Thirdly, the format is largely targeted at schoolchildren and teachers, not the regular reader. It's an educational tool, but clearly for a high or secondary school level; perhaps as part of a history or civics class. The intention with a folder was clearly to have something which could be opened and shared by pupils around a table or on a bench: exchanged, discussed, and examined.
Only 1,500 of the original edition were ever produced, and few are found in perfect mint condition or indeed complete. Not surprising, given that most will have ended up in educational settings and - well, you know kids - have had parts lost or written or, or the diorama would have been punched out and assembled.
The collection as a whole does present a single opinion or viewpoint; rather, it lays out the facts in front of the reader in an interesting and visually appealing way, and was clearly designed to allow the reader/class to draw their own conclusions rather than a single viewpoint. However, it is clearly drawing a lot on the conclusions of the Warren Commission, so there is little consideration of more outré theories of the assassination.
What's the best bit?
Undoubtedly, it's item number 1, a military green foolscap folder containing the pieces for a cardboard cut out diorama of Deeley Plaza in Dallas. As well as instructions for pushing out each element from the cardboard and assembling it, it contains a guide to the key positions in the model.
Children were encouraged to build it and use it clearly as a discussion point for the lesson. My own copy is mint and complete and contains the mini open-top car in which the President rode (this tiny piece is often missing in other copies of the folder I've seen; understandably so, given its size).
I've often felt tempted to assemble the model, to see how it looks when completed.

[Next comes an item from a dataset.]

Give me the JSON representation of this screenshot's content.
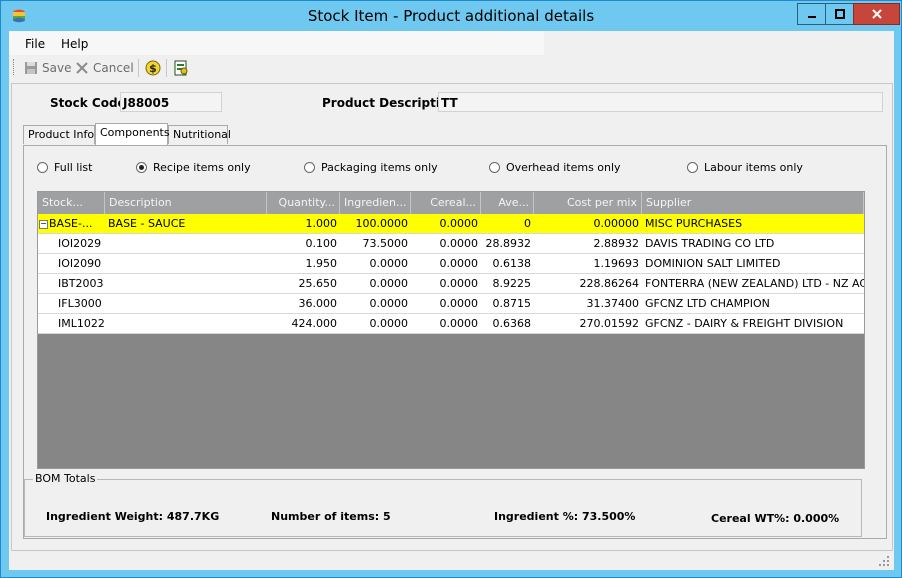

But then the collector in me takes over: a pristine, non-assembled version of model is crucial to maintain the integrity of the item; it's the sort of thing collectors will look out fore.

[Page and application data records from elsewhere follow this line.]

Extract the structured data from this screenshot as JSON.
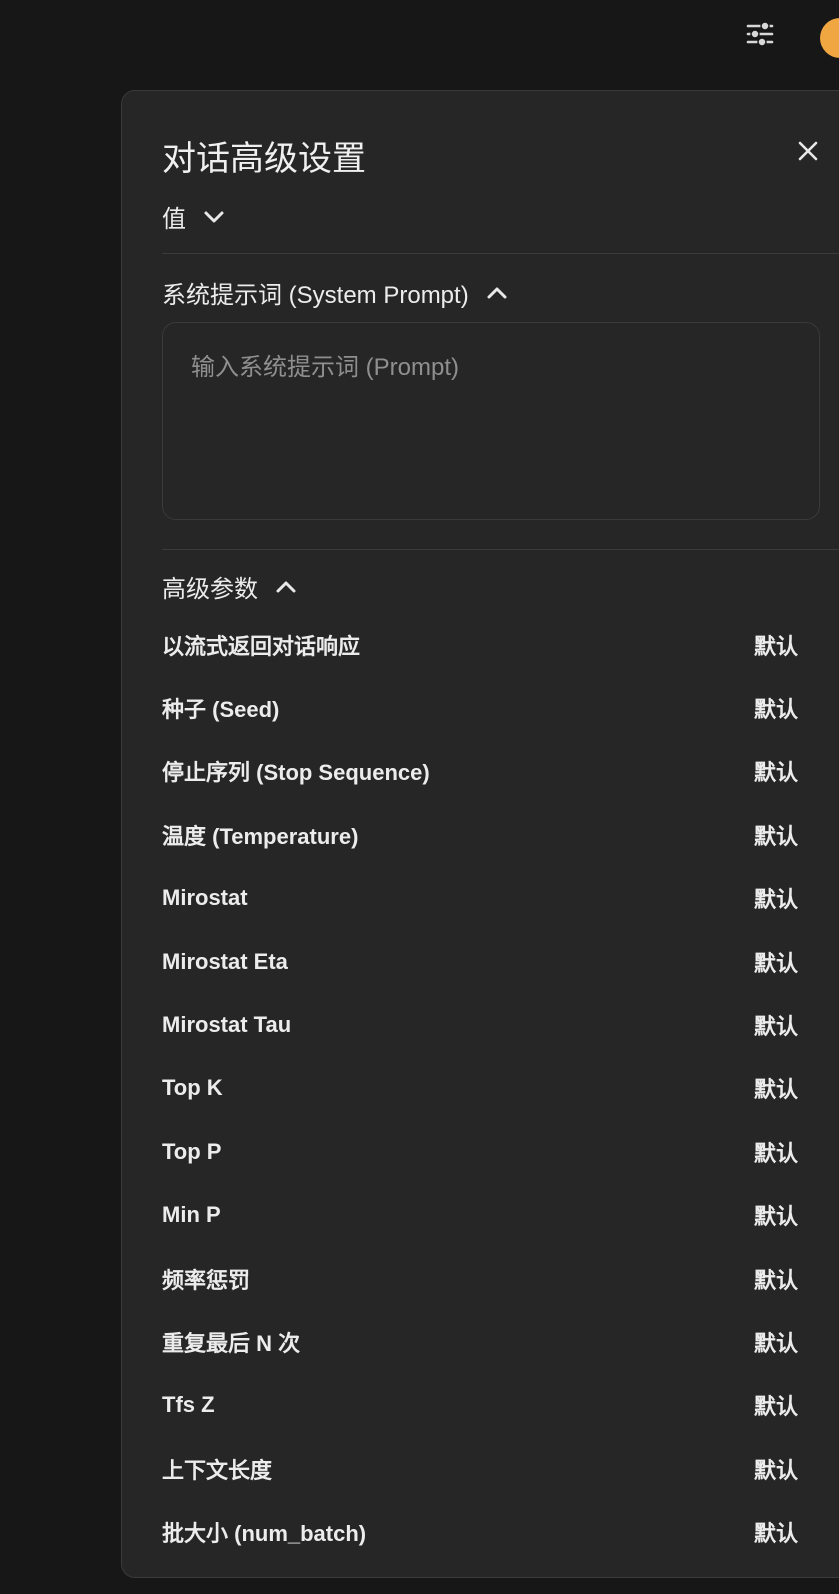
{
  "header": {
    "controls_icon": "sliders-icon",
    "avatar_color": "#f0a742"
  },
  "panel": {
    "title": "对话高级设置",
    "close_icon": "close-icon",
    "valves": {
      "label": "值",
      "icon": "chevron-down-icon"
    },
    "system_prompt": {
      "label": "系统提示词 (System Prompt)",
      "icon": "chevron-up-icon",
      "placeholder": "输入系统提示词 (Prompt)",
      "value": ""
    },
    "advanced": {
      "label": "高级参数",
      "icon": "chevron-up-icon",
      "params": [
        {
          "label": "以流式返回对话响应",
          "value": "默认"
        },
        {
          "label": "种子 (Seed)",
          "value": "默认"
        },
        {
          "label": "停止序列 (Stop Sequence)",
          "value": "默认"
        },
        {
          "label": "温度 (Temperature)",
          "value": "默认"
        },
        {
          "label": "Mirostat",
          "value": "默认"
        },
        {
          "label": "Mirostat Eta",
          "value": "默认"
        },
        {
          "label": "Mirostat Tau",
          "value": "默认"
        },
        {
          "label": "Top K",
          "value": "默认"
        },
        {
          "label": "Top P",
          "value": "默认"
        },
        {
          "label": "Min P",
          "value": "默认"
        },
        {
          "label": "频率惩罚",
          "value": "默认"
        },
        {
          "label": "重复最后 N 次",
          "value": "默认"
        },
        {
          "label": "Tfs Z",
          "value": "默认"
        },
        {
          "label": "上下文长度",
          "value": "默认"
        },
        {
          "label": "批大小 (num_batch)",
          "value": "默认"
        }
      ]
    }
  },
  "colors": {
    "background": "#171717",
    "panel": "#262626",
    "border": "#3a3a3a",
    "text": "#ececec",
    "placeholder": "#8f8f8f"
  }
}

What do we know about the publisher?
Jackdaw Publications is a US-based educational publishing company specialising in primary source documents; indeed, the company is still publishing.
The edition I own was published in the UK through a Jonathan Cape/Jackdaw tie-up (Cape was Deighton's publisher already by 1967, when this folder was produced), but I think the version available in the US is pretty much the same item.
On the back of the blue contents document is a list of other similar Jackdaw folders. They cover a diverse range of topics, from The Battle of Agincourt to Joan of Arc, from The Armada to The Crimean War (my copy is, clearly, the UK edition).
Is it collectable?
Perhaps because of the association with Deighton, this has become the rarest and most collectable of the hundreds of Jackdaw folders produced.
If you want to avail yourself of a copy - and don't fancy shelling out £1,000+ on eBay - then this page of the Jackdaw Publications website indicates that facsimiles of the 'sixties original folder are still available to purchase (albeit, without the Presidential Seal on the back of the original). There is even (isn't there always, nowadays) a Facebook group associated with the Jackdaw phenomenon; for many people who went to school in the sixties and seventies, these Jackdaw folders were, evidently, quite the thing.
It's interesting; a rarity. And oddly out of sync with the trajectory of Deighton's career at the time of publication (1967), by which time he's already published the first Harry Palmer novels, and The Ipcress File and Funeral in Berlin had already been turned into movies.
So, as an author he was very much on the up at time of publication, which makes the decision to contribute to what is essentially a school textbook quite intriguing. He didn't have to, but more likely he wanted to as he was interested in the topic, it was timely, and he was helping out friends and colleagues.
Whatever the reason, it's a fascinating piece of ephemera that is still available from time to time online, and certainly at prices far below the listing linked to above.